• **Exercise**
All of the data that appears below is to be given again precisely as written.

Interface dataset entries
+-------+
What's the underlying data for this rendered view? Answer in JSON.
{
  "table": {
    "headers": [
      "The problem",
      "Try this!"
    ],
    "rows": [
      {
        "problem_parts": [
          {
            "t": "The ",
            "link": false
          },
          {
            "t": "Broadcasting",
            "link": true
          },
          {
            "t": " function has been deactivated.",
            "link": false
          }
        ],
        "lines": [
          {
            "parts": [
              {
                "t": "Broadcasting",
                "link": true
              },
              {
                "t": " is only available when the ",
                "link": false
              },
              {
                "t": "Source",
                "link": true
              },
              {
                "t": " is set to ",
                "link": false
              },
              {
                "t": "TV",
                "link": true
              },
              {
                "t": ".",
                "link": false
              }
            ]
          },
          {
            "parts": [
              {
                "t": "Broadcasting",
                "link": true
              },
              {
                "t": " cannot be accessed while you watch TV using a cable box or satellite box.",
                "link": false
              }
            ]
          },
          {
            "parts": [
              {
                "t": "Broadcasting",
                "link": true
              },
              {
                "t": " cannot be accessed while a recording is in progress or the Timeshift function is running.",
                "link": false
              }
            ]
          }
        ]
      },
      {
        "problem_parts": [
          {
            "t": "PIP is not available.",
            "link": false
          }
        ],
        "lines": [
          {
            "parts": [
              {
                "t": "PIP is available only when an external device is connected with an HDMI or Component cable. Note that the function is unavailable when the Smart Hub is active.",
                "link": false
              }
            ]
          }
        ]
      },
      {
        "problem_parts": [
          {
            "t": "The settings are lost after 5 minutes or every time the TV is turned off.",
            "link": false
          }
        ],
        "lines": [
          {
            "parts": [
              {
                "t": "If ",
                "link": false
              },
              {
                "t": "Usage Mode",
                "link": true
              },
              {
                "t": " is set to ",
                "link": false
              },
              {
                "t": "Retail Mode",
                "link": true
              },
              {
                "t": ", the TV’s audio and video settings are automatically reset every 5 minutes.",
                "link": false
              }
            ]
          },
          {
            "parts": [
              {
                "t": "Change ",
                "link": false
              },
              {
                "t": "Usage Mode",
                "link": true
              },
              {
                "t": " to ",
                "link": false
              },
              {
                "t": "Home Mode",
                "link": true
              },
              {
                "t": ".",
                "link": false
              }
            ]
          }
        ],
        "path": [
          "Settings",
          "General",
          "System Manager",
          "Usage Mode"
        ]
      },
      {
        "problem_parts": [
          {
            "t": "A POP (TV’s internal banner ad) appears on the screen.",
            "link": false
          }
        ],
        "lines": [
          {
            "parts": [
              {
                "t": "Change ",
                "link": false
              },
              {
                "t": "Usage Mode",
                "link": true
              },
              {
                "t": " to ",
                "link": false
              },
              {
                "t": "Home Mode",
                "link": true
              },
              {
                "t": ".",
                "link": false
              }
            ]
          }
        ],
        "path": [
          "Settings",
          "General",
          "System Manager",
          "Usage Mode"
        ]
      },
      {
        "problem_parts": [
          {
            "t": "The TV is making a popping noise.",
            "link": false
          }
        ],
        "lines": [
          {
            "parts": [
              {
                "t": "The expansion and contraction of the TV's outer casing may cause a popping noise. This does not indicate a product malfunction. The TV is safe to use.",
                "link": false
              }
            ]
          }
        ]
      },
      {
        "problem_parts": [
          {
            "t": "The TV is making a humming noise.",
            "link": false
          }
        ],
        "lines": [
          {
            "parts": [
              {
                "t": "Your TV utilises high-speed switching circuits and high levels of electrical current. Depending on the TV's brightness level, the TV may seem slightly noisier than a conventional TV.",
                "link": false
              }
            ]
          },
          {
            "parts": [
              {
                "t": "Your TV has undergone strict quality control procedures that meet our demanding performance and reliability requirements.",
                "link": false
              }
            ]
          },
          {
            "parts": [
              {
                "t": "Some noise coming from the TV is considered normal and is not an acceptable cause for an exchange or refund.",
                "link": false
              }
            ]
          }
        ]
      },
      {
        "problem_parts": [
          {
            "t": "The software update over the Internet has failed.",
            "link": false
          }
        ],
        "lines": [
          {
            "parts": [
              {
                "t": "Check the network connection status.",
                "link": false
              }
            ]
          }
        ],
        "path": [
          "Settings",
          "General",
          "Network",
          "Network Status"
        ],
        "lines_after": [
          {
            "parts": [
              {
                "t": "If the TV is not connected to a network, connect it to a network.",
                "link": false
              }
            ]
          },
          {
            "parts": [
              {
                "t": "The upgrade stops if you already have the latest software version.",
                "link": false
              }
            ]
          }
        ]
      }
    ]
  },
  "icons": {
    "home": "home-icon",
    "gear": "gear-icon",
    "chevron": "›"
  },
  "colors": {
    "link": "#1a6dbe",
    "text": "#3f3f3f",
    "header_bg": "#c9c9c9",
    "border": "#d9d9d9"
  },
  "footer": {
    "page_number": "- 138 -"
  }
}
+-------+
• **Exercise solution**
What's the underlying data for this rendered view? Answer in JSON.
{
  "table": {
    "headers": [
      "The problem",
      "Try this!"
    ],
    "rows": [
      {
        "problem_parts": [
          {
            "t": "The ",
            "link": false
          },
          {
            "t": "Broadcasting",
            "link": true
          },
          {
            "t": " function has been deactivated.",
            "link": false
          }
        ],
        "lines": [
          {
            "parts": [
              {
                "t": "Broadcasting",
                "link": true
              },
              {
                "t": " is only available when the ",
                "link": false
              },
              {
                "t": "Source",
                "link": true
              },
              {
                "t": " is set to ",
                "link": false
              },
              {
                "t": "TV",
                "link": true
              },
              {
                "t": ".",
                "link": false
              }
            ]
          },
          {
            "parts": [
              {
                "t": "Broadcasting",
                "link": true
              },
              {
                "t": " cannot be accessed while you watch TV using a cable box or satellite box.",
                "link": false
              }
            ]
          },
          {
            "parts": [
              {
                "t": "Broadcasting",
                "link": true
              },
              {
                "t": " cannot be accessed while a recording is in progress or the Timeshift function is running.",
                "link": false
              }
            ]
          }
        ]
      },
      {
        "problem_parts": [
          {
            "t": "PIP is not available.",
            "link": false
          }
        ],
        "lines": [
          {
            "parts": [
              {
                "t": "PIP is available only when an external device is connected with an HDMI or Component cable. Note that the function is unavailable when the Smart Hub is active.",
                "link": false
              }
            ]
          }
        ]
      },
      {
        "problem_parts": [
          {
            "t": "The settings are lost after 5 minutes or every time the TV is turned off.",
            "link": false
          }
        ],
        "lines": [
          {
            "parts": [
              {
                "t": "If ",
                "link": false
              },
              {
                "t": "Usage Mode",
                "link": true
              },
              {
                "t": " is set to ",
                "link": false
              },
              {
                "t": "Retail Mode",
                "link": true
              },
              {
                "t": ", the TV’s audio and video settings are automatically reset every 5 minutes.",
                "link": false
              }
            ]
          },
          {
            "parts": [
              {
                "t": "Change ",
                "link": false
              },
              {
                "t": "Usage Mode",
                "link": true
              },
              {
                "t": " to ",
                "link": false
              },
              {
                "t": "Home Mode",
                "link": true
              },
              {
                "t": ".",
                "link": false
              }
            ]
          }
        ],
        "path": [
          "Settings",
          "General",
          "System Manager",
          "Usage Mode"
        ]
      },
      {
        "problem_parts": [
          {
            "t": "A POP (TV’s internal banner ad) appears on the screen.",
            "link": false
          }
        ],
        "lines": [
          {
            "parts": [
              {
                "t": "Change ",
                "link": false
              },
              {
                "t": "Usage Mode",
                "link": true
              },
              {
                "t": " to ",
                "link": false
              },
              {
                "t": "Home Mode",
                "link": true
              },
              {
                "t": ".",
                "link": false
              }
            ]
          }
        ],
        "path": [
          "Settings",
          "General",
          "System Manager",
          "Usage Mode"
        ]
      },
      {
        "problem_parts": [
          {
            "t": "The TV is making a popping noise.",
            "link": false
          }
        ],
        "lines": [
          {
            "parts": [
              {
                "t": "The expansion and contraction of the TV's outer casing may cause a popping noise. This does not indicate a product malfunction. The TV is safe to use.",
                "link": false
              }
            ]
          }
        ]
      },
      {
        "problem_parts": [
          {
            "t": "The TV is making a humming noise.",
            "link": false
          }
        ],
        "lines": [
          {
            "parts": [
              {
                "t": "Your TV utilises high-speed switching circuits and high levels of electrical current. Depending on the TV's brightness level, the TV may seem slightly noisier than a conventional TV.",
                "link": false
              }
            ]
          },
          {
            "parts": [
              {
                "t": "Your TV has undergone strict quality control procedures that meet our demanding performance and reliability requirements.",
                "link": false
              }
            ]
          },
          {
            "parts": [
              {
                "t": "Some noise coming from the TV is considered normal and is not an acceptable cause for an exchange or refund.",
                "link": false
              }
            ]
          }
        ]
      },
      {
        "problem_parts": [
          {
            "t": "The software update over the Internet has failed.",
            "link": false
          }
        ],
        "lines": [
          {
            "parts": [
              {
                "t": "Check the network connection status.",
                "link": false
              }
            ]
          }
        ],
        "path": [
          "Settings",
          "General",
          "Network",
          "Network Status"
        ],
        "lines_after": [
          {
            "parts": [
              {
                "t": "If the TV is not connected to a network, connect it to a network.",
                "link": false
              }
            ]
          },
          {
            "parts": [
              {
                "t": "The upgrade stops if you already have the latest software version.",
                "link": false
              }
            ]
          }
        ]
      }
    ]
  },
  "icons": {
    "home": "home-icon",
    "gear": "gear-icon",
    "chevron": "›"
  },
  "colors": {
    "link": "#1a6dbe",
    "text": "#3f3f3f",
    "header_bg": "#c9c9c9",
    "border": "#d9d9d9"
  },
  "footer": {
    "page_number": "- 138 -"
  }
}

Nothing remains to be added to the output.